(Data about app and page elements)

#####

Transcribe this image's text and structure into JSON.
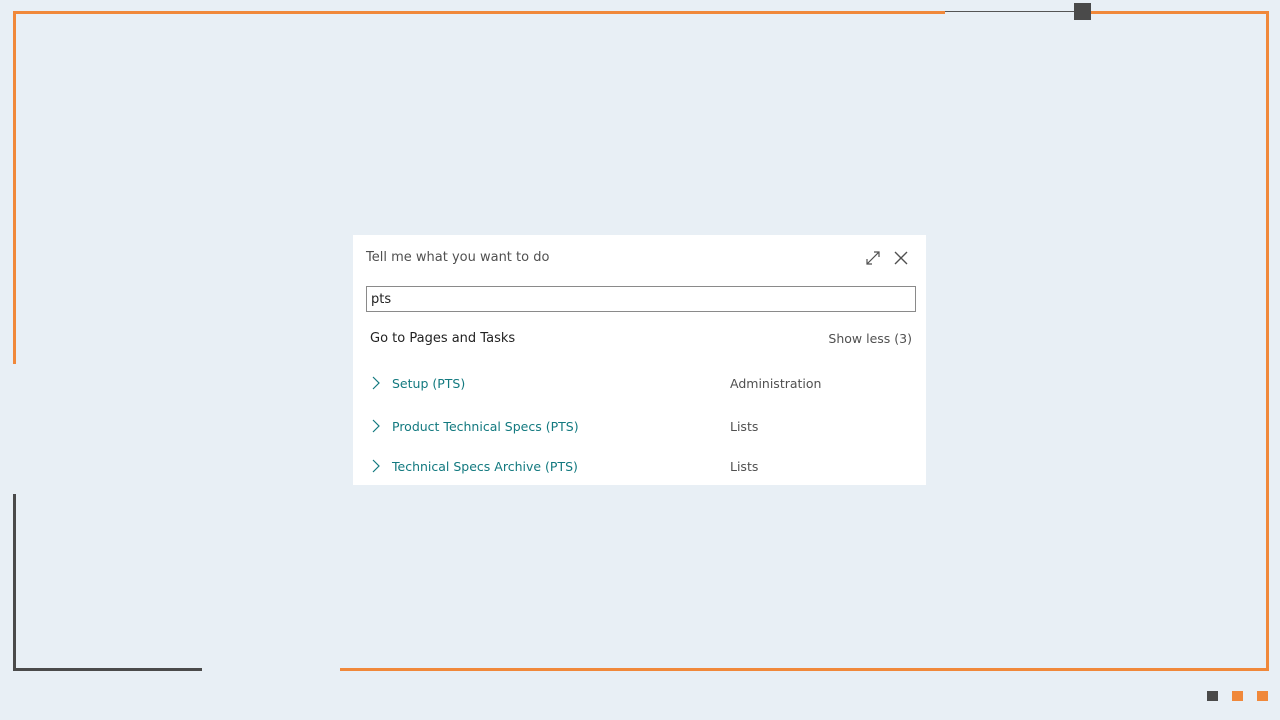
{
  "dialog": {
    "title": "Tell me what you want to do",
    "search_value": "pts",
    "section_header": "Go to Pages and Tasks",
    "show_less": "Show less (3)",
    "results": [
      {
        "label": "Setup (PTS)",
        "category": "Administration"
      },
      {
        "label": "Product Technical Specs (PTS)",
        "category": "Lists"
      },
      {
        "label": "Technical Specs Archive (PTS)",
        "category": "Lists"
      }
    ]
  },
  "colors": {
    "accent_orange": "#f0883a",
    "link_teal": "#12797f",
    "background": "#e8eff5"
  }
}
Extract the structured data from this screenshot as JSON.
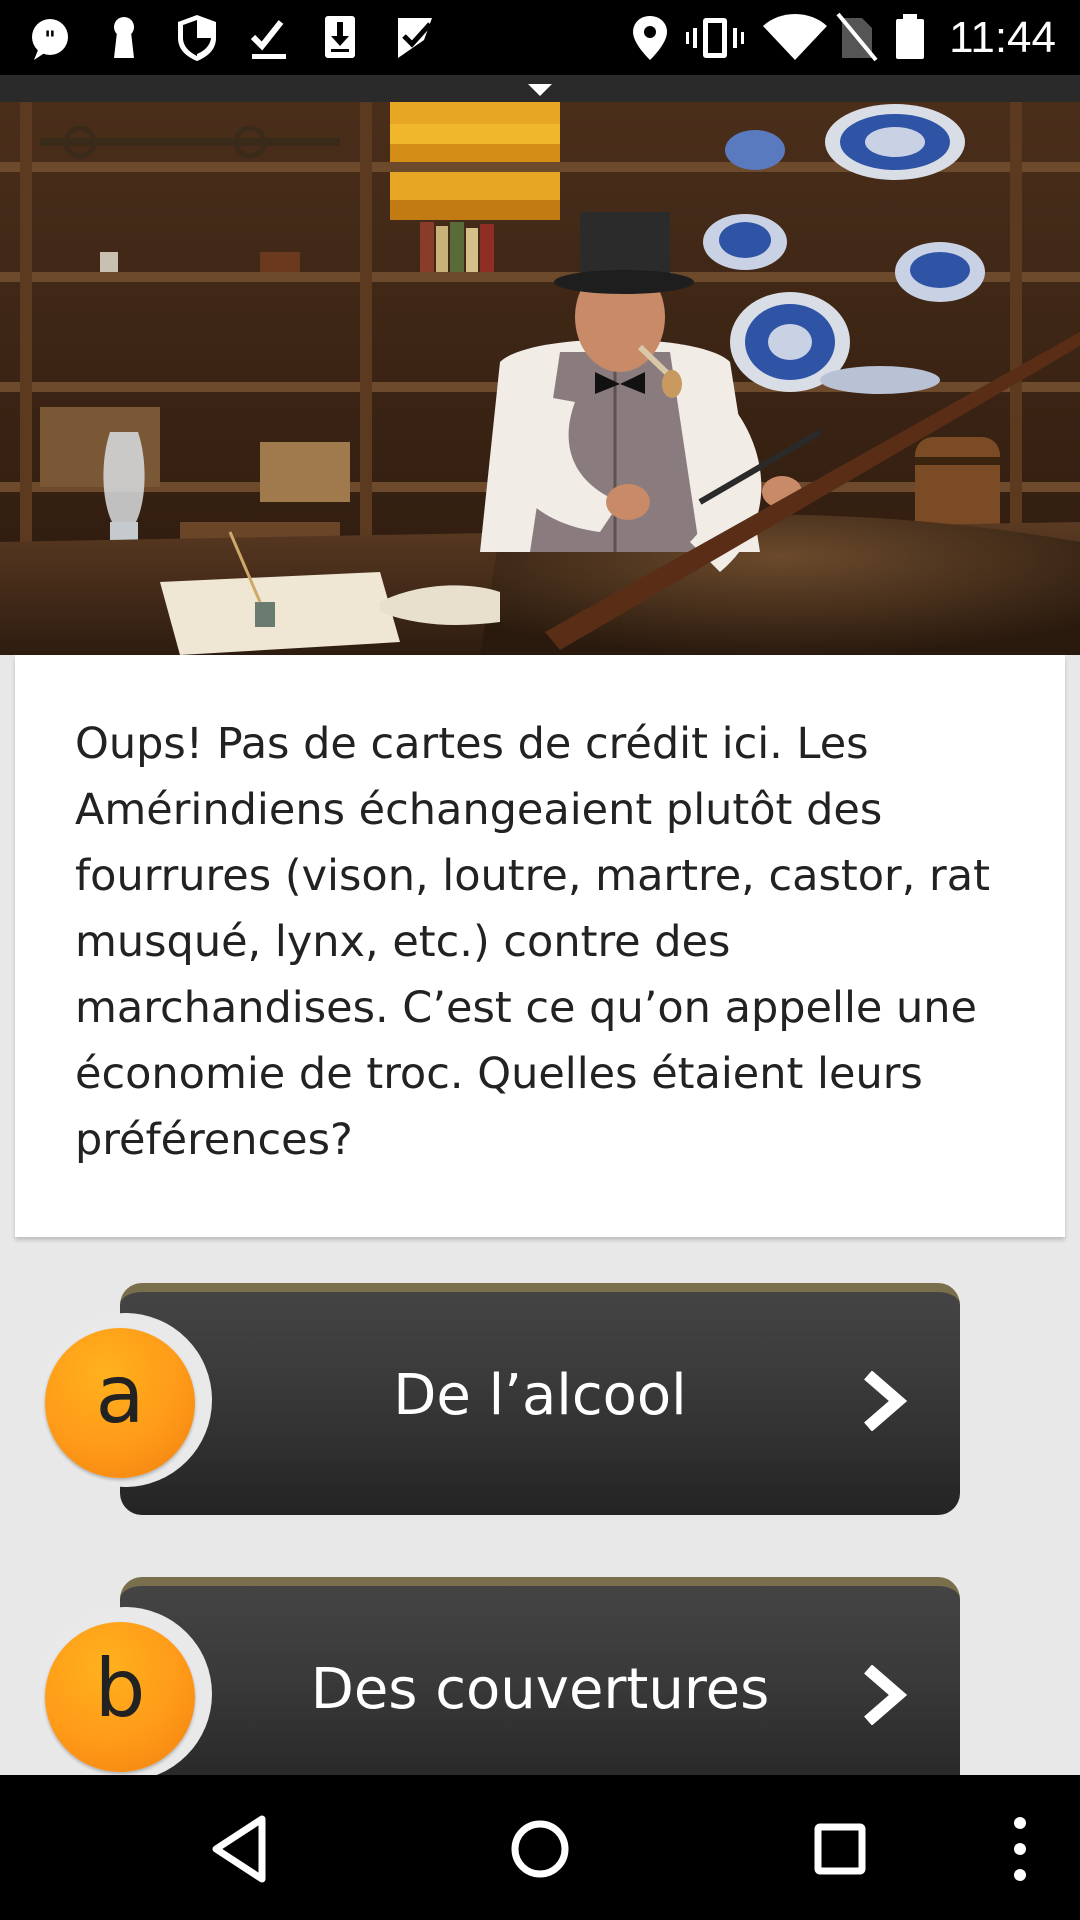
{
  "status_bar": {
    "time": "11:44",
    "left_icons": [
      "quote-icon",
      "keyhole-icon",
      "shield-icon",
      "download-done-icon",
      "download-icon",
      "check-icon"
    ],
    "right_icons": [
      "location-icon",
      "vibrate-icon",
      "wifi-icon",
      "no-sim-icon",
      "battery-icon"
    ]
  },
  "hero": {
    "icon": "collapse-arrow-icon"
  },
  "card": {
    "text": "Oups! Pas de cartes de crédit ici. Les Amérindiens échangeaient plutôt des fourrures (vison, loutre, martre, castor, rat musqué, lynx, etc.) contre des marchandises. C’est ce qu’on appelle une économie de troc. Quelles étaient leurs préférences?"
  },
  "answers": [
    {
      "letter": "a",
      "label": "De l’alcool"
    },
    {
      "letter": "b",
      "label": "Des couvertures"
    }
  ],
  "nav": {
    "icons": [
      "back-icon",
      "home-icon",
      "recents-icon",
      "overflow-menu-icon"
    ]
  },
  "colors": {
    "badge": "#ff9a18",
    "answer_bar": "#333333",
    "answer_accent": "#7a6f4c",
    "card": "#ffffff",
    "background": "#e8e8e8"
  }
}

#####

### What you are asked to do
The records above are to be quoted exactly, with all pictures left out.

### Your response
Transcribe this image's text and structure into JSON.
{
  "dialog": {
    "title": "Tell me what you want to do",
    "search_value": "pts",
    "section_header": "Go to Pages and Tasks",
    "show_less": "Show less (3)",
    "results": [
      {
        "label": "Setup (PTS)",
        "category": "Administration"
      },
      {
        "label": "Product Technical Specs (PTS)",
        "category": "Lists"
      },
      {
        "label": "Technical Specs Archive (PTS)",
        "category": "Lists"
      }
    ]
  },
  "colors": {
    "accent_orange": "#f0883a",
    "link_teal": "#12797f",
    "background": "#e8eff5"
  }
}
Extract the structured data from this screenshot as JSON.
{
  "status_bar": {
    "time": "11:44",
    "left_icons": [
      "quote-icon",
      "keyhole-icon",
      "shield-icon",
      "download-done-icon",
      "download-icon",
      "check-icon"
    ],
    "right_icons": [
      "location-icon",
      "vibrate-icon",
      "wifi-icon",
      "no-sim-icon",
      "battery-icon"
    ]
  },
  "hero": {
    "icon": "collapse-arrow-icon"
  },
  "card": {
    "text": "Oups! Pas de cartes de crédit ici. Les Amérindiens échangeaient plutôt des fourrures (vison, loutre, martre, castor, rat musqué, lynx, etc.) contre des marchandises. C’est ce qu’on appelle une économie de troc. Quelles étaient leurs préférences?"
  },
  "answers": [
    {
      "letter": "a",
      "label": "De l’alcool"
    },
    {
      "letter": "b",
      "label": "Des couvertures"
    }
  ],
  "nav": {
    "icons": [
      "back-icon",
      "home-icon",
      "recents-icon",
      "overflow-menu-icon"
    ]
  },
  "colors": {
    "badge": "#ff9a18",
    "answer_bar": "#333333",
    "answer_accent": "#7a6f4c",
    "card": "#ffffff",
    "background": "#e8e8e8"
  }
}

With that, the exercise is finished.